So I lay all of it on the altar and praise God for what He will do, and if He allows another outcome, He is still God.

I breathe hope.

Raindrops and Perfection

He gives his best—the sun to warm and the rain to nourish—to everyone, regardless: the good and bad, the nice and nasty. –Matthew 5:45 MSG

It seems appropriate to talk about rain today–this 13th anniversary of Hurricane Katrina–but I have no desire to revisit that horror today. The photo above features my favorite line from R.H. Peat’s poem “Perfection.” When I “encountered” it on the blog Sightseeing at Home a few months ago, I decided to create a series of photos using lines from the poem.

Every oak will lose a leaf to the wind.
Every star-thistle has a thorn.
Every flower has a blemish.
Every wave washes back upon itself.
Every ocean embraces a storm.
Every raindrop falls with precision.
Every slithering snail leaves its silver trail.
Every butterfly flies until its wings are torn.
Every tree-frog is obligated to sing.
Every sound has an echo in the canyon.
Every pine drops its needles to the forest floor.
Creation’s whispered breath at dusk comes
with a frost and leaves within dawn’s faint mist,
for all of existence remains perfect, adorned,
with a dead sparrow on the ground. –“Perfection” by R.H. Peat

The photo above is the first in the series. I even photographed a dead sparrow I happened across one afternoon. There was nothing poetic about that image, so we can probably forget about adding the last line to the series–unless I approach it less literally.

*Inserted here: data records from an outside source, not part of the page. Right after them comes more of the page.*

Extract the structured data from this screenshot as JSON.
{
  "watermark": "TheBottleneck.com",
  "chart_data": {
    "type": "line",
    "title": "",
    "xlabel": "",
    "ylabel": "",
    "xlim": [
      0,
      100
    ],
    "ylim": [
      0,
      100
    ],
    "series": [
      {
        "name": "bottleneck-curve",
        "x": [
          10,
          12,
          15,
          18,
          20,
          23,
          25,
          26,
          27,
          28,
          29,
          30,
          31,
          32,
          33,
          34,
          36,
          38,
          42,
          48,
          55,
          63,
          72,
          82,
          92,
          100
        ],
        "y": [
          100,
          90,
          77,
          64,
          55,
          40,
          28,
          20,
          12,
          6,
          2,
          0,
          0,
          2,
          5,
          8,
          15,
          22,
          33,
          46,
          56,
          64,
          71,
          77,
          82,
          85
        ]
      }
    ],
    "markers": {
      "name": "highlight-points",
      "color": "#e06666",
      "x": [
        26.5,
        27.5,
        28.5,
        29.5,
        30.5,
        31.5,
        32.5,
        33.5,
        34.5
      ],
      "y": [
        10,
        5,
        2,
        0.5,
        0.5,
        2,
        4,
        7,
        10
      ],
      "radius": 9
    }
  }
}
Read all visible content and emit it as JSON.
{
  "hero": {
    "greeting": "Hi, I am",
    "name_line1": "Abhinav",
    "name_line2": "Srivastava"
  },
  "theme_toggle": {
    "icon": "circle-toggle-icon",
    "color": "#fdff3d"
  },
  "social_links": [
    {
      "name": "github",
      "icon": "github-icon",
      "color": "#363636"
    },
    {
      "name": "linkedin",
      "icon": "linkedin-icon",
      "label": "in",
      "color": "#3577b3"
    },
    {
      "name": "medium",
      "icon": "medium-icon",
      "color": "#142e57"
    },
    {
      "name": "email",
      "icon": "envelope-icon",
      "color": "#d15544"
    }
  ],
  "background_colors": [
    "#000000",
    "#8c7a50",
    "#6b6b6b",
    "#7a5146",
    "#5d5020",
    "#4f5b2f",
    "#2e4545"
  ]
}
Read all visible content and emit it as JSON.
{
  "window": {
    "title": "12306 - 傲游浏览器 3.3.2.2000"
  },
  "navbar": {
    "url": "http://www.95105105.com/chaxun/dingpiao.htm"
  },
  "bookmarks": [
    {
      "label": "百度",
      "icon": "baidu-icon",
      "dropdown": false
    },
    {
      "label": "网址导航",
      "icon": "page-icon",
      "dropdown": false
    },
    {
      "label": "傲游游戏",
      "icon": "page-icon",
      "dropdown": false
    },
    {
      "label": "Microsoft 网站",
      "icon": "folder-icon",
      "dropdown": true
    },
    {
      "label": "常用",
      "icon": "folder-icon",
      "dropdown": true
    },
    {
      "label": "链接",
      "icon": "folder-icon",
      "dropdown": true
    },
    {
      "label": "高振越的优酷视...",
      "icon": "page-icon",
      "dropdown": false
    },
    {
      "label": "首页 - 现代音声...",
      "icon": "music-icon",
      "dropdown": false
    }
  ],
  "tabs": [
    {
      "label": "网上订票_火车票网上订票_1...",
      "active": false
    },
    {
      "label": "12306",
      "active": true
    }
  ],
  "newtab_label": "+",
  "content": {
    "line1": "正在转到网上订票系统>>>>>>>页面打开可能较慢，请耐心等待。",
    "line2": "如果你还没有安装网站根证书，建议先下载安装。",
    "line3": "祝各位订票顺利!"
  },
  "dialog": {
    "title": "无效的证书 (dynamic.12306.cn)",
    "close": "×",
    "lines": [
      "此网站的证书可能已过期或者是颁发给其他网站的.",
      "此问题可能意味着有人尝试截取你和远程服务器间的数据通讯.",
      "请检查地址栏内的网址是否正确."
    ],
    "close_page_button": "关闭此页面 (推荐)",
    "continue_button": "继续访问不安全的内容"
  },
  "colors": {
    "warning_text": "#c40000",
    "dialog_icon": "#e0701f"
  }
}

The incongruity between the poetic lines and the actual image of the sparrow reminds me of our tendency to use language to “pretty up” some really “jacked up” aspects of life. I’m learning that such language doesn’t minimize the ugliness and does little, if anything, to help. In some instances, what appears to be encouragement or inspiration is actually damaging. There’s nothing glamorous about struggle. Nothing to celebrate in being strong enough to withstand the blows. People who struggle with mental and/or physical illnesses don’t need platitudes. They need help. They need support. They need love. It is easier to come to grips with life when we realize, no matter how hellish, life is just that. . .life.

Isn’t that the point of Peat’s poem? Life with all its “stuff” happens to us all–whether we’re good, bad, nice, nasty, or somewhere in between. That is part of our messy, perfect existence in this world.